and see how we pull that? You see how it’s kind
of stringy like that? You see that stringiness? That means your dough is good. And we did it right, how unusual for me. I just use the countertop. It works for me. Get yourself one of these
plastic dough scrapers. If you’re buying a scale from our link, you can also buy a dough scraper. There’s a link under there. But it makes it really easy to get stuff out of bowls like this. Especially… you see that? That’s a sign of the gluten working. A little on the top, and then, wow, that’s wet. Do the best you can with this. I just kind of thump it
in the dough a little bit. And then I roll it, I turn it as I’m going clockwise, and then I’m turning my hands under. It feels great. And then, like that. It’s a beautiful thing.
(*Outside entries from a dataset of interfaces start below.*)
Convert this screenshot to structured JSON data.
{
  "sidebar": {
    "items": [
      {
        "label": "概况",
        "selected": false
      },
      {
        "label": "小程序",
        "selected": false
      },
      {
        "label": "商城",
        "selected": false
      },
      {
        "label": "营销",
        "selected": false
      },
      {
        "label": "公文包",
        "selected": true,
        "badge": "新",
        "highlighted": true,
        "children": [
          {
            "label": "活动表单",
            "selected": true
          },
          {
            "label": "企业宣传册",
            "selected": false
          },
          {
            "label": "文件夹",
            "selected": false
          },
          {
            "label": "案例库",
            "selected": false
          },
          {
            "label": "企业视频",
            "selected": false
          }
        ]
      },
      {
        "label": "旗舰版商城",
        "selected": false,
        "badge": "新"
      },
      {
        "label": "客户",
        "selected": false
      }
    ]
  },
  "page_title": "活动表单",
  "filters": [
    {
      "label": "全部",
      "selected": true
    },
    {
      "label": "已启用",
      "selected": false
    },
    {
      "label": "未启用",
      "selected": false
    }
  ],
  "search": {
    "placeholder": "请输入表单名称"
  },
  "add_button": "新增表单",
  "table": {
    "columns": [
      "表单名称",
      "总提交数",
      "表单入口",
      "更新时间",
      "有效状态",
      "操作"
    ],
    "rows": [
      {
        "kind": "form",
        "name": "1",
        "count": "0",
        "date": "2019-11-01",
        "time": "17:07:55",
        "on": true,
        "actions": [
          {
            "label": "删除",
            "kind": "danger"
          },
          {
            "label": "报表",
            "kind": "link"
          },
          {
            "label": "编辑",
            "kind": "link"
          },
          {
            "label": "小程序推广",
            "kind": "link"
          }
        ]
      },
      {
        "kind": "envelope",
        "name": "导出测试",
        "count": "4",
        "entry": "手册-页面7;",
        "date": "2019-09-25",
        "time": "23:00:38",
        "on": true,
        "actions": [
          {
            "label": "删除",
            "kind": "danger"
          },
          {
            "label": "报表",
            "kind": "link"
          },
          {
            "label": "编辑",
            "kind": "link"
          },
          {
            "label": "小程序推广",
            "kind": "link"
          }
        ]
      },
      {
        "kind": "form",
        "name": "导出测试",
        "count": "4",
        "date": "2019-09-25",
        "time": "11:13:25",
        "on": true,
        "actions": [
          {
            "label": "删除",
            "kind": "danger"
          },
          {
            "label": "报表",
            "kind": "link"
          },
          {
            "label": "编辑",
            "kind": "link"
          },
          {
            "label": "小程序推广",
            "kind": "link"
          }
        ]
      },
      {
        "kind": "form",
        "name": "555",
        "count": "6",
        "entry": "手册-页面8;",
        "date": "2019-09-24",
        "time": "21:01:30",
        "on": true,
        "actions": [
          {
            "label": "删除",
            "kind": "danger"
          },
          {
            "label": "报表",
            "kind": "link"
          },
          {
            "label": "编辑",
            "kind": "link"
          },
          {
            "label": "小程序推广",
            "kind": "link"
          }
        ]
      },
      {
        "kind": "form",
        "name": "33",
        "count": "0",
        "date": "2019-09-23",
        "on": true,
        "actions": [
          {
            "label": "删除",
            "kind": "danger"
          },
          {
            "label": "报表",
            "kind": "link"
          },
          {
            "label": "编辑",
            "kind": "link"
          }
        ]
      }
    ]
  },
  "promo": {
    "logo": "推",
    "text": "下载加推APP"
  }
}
Okay, nice round loaf. Parchment paper, in a bowl, well, imperfect roll. You’ll see what happens here. Okay, take this with the seam side down. The nice part of the ball facing up, drop it into there, like that. Cover it with a towel about an hour. I preheated my oven to 500 degrees, and I put the Dutch oven
and the lid in there. It’s really hot. Okay, dust the top with
a little bit of flour. You can put little designs in the top. I just like to go with some scissors, because this is deep in a bowl. And go like this, and this, and like that. So it’s a little cross pattern there. Gather up the parchment, and this drops nicely right in there. And then the lid goes on. It’s okay if the parchment sticks out, it’s not the end of the world. Going to turn the oven down to 450. (pan clanking) (oven door closes) Half hour, okay? All right, half hour’s gone by. Very hot, very careful. Okay? Lid off, oh does that look great? (laughs) Put that back in there
another 20 to 30 minutes. Oh, the light’s off, all right. Who’s this? Aw… All right, 15 minutes. Might be 20, you know
it depends on your oven. But that looks nice. The parchment makes this
really easy to lift this out. (parchment crinkling) That looks great. Look at that. How cool is that? Guess who likes bread? – [Woman] Toast is her favorite. – Ready? You’re going to like this. Nice. My mouth is full. If you like this and what we’re doing, hit the subscribe button, or sign up for our email
newsletter up there. And tell me what you think,
in the show notes below. Recipe is below there as well, and the link to our other no knead videos. Okay? (upbeat music)